3 Things You’re Doing In the Interview Process That Are Hurting More Than Helping … And what to do insteadHR
Saying Yes, When You Really Don’t Agree
Lately I’ve seen a more and more candidates stating they are comfortable with a certain salary level throughout the interview process, and then suddenly making additional salary asks in the offer stage.
When I’ve inquired about the last-minute shift, most candidates told me their initial goal was simply to get a foot in the door and develop a relationship, so they were agreeable in the upfront and figured they could straighten it out once we hit the offer phase.
This is not a good way to build a relationship. It may hasten the early stages of a job application process, but will only slow or potentially derail final negotiations.
Help me, help you. Be honest with about your needs so I can help make recommendations that could eventually land you the job. Every recruiter has a different style, for me I look to discuss compensation requirements in our initial conversation. From salary to relocation, I want to get it all on the table to ensure we’re moving forward with a mutual understanding of both your needs and our offerings. When Talent Acquisition teams are given time, we can usually find solutions.
Sarcasm + Resumes = Misunderstandings
Across many facets of the marketing and advertising industry, candidates have an opportunity to express themselves via their resume. From colors, to personalized fonts, to images on resumes, and resumes that aren’t even a document — this is an industry where you can truly flex your creative muscle. In an effort to stand out, I think candidates can run the risk of crossing that professional line. For example, I recently came across a resume with “borderline OCD” in the interests section. OCD is a mental health disorder, and hearing it used to describe neatness and organization can be off putting to recruiters, potential managers, and others who may suffer from it. Tip: if you need a winking emoji after a line on your resume, you should consider a re-write.
Too Many Follow Up Emails or Calls
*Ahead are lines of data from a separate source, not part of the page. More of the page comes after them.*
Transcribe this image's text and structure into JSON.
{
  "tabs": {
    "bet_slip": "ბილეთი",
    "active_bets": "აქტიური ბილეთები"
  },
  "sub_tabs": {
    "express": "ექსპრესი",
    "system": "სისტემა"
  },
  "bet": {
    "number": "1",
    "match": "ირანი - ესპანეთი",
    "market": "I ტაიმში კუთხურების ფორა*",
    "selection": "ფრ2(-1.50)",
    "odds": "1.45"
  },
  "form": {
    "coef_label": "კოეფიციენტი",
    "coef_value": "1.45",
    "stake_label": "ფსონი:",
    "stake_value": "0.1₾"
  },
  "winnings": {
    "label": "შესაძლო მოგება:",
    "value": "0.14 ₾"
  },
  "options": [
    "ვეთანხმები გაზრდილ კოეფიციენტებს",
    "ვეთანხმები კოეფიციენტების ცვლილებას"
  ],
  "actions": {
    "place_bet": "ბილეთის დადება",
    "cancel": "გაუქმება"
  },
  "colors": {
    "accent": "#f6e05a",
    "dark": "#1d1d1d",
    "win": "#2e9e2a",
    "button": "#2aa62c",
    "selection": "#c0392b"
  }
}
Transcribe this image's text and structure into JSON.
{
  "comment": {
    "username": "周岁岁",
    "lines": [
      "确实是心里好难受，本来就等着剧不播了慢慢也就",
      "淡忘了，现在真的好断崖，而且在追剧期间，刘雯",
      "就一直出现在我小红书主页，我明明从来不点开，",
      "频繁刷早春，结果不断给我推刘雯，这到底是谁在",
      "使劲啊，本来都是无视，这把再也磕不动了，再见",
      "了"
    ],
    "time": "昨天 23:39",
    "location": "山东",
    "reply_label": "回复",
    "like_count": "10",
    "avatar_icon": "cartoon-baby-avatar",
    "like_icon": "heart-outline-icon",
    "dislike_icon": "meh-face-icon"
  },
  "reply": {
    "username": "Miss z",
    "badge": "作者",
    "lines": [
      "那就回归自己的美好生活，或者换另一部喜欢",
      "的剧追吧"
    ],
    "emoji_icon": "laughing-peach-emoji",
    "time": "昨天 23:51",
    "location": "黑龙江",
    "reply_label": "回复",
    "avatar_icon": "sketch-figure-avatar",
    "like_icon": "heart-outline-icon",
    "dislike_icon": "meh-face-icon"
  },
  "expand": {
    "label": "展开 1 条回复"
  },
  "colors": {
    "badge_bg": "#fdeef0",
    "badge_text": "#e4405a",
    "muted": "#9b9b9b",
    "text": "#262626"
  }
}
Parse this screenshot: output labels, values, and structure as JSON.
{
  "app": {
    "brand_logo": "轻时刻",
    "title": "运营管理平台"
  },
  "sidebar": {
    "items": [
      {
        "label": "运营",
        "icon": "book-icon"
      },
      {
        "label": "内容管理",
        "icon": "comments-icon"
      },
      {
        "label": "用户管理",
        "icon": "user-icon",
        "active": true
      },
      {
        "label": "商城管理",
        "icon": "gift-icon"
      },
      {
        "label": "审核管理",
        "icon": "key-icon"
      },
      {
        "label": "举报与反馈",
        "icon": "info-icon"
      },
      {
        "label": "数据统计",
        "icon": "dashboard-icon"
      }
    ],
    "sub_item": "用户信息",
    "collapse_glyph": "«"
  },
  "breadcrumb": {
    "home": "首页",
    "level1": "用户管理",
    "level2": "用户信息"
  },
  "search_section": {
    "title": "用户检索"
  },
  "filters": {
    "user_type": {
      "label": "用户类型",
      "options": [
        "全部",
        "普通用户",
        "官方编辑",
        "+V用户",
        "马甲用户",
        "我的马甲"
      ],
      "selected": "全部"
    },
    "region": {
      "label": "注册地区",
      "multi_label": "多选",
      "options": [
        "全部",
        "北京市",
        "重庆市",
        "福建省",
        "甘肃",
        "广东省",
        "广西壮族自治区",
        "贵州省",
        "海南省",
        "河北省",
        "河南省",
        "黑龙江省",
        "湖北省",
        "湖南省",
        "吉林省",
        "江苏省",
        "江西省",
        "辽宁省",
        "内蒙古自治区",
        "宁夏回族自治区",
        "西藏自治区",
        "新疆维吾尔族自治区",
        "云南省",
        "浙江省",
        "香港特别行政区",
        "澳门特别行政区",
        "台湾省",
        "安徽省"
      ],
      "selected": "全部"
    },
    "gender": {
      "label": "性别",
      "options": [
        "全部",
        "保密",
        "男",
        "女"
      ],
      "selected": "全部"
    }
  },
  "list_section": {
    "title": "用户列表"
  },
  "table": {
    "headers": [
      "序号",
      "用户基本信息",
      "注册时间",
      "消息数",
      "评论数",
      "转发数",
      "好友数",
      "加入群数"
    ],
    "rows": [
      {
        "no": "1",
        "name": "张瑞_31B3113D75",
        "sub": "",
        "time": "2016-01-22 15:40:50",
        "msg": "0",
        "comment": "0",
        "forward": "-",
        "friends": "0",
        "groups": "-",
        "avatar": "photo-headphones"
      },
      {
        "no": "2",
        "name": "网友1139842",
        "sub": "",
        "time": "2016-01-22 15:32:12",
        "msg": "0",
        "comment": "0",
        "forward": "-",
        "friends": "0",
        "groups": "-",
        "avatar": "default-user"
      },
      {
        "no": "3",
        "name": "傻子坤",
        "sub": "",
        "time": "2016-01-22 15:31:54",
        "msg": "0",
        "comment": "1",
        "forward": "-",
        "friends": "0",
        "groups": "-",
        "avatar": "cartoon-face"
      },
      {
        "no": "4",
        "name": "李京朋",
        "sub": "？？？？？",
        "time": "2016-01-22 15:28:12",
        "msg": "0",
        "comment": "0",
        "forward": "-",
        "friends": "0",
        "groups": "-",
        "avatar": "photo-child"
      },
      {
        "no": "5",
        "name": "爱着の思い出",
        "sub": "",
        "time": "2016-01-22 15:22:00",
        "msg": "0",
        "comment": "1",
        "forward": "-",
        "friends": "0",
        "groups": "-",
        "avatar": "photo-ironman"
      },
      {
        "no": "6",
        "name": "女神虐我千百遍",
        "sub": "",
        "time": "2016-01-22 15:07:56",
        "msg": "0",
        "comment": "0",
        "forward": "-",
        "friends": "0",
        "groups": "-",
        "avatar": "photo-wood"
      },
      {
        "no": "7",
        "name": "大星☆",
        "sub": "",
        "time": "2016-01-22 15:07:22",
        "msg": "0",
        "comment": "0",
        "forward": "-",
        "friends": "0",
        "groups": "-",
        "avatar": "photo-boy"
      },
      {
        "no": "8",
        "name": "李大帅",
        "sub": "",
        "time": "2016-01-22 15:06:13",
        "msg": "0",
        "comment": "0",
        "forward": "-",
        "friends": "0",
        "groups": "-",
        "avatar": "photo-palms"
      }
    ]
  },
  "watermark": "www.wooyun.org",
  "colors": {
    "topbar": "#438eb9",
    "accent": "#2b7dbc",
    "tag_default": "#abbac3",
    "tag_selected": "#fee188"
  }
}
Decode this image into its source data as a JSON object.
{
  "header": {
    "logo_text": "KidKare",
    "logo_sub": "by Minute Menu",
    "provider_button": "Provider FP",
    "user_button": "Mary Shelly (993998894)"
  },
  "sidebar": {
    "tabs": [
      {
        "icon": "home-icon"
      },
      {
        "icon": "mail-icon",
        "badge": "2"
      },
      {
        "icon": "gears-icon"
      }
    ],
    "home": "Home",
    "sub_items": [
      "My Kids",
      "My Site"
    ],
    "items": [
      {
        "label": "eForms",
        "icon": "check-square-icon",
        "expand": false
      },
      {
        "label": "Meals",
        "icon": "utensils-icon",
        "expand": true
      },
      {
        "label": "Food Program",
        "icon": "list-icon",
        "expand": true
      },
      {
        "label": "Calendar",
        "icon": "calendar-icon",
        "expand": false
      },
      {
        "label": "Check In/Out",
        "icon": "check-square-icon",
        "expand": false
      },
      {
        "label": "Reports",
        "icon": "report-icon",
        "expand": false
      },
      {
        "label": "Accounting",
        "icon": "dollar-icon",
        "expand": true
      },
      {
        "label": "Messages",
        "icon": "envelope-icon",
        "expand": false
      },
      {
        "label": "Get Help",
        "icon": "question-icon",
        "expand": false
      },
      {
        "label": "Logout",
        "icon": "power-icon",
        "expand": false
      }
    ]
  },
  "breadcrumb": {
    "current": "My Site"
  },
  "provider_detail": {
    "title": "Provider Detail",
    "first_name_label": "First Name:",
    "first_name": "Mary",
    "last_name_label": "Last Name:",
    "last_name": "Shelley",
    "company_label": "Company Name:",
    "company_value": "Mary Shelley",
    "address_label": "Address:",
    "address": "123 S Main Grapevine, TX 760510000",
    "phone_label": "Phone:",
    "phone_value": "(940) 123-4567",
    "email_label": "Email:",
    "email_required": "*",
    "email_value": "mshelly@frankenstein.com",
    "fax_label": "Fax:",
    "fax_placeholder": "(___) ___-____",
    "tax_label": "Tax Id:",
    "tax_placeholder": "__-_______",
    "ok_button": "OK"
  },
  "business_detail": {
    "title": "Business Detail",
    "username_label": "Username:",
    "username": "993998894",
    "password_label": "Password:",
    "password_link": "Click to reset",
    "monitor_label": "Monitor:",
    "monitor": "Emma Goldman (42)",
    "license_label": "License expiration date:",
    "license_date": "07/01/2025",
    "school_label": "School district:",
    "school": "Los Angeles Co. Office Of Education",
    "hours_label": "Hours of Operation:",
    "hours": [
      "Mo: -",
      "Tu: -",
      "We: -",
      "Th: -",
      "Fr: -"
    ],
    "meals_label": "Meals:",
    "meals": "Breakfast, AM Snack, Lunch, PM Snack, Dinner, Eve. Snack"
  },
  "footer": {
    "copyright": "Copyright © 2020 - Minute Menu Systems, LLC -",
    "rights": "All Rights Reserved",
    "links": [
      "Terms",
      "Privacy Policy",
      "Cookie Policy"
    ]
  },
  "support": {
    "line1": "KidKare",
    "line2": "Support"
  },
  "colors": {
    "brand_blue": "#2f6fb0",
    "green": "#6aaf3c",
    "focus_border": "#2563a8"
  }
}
Step aside Beauty and the Beast, the real ‘tale as old as time’ is not hearing back from a recruiter. I promise you that is not the intention. At Octagon, we strive to close the communication loop in a timely manner, but sometimes the process takes longer than expected, approvals are slow, or the job needs change. There are many factors in the hiring process, and we do our best to keep candidates up to date.
Every recruiter has their own way of managing candidate conversations. I recommend asking recruiters how they would like to receive follow up communications and how often they want to hear from you. In short, create a communication plan and stick to it. It will cast you in a positive light as a good communicator, a respectful candidate, and a thoughtful (potential) colleague.
Octagon’s Talent Acquisition team has a blast engaging with talent interested in the field of sports and entertainment marketing. We are always on the look-out for ways in which to match them with our great opportunities.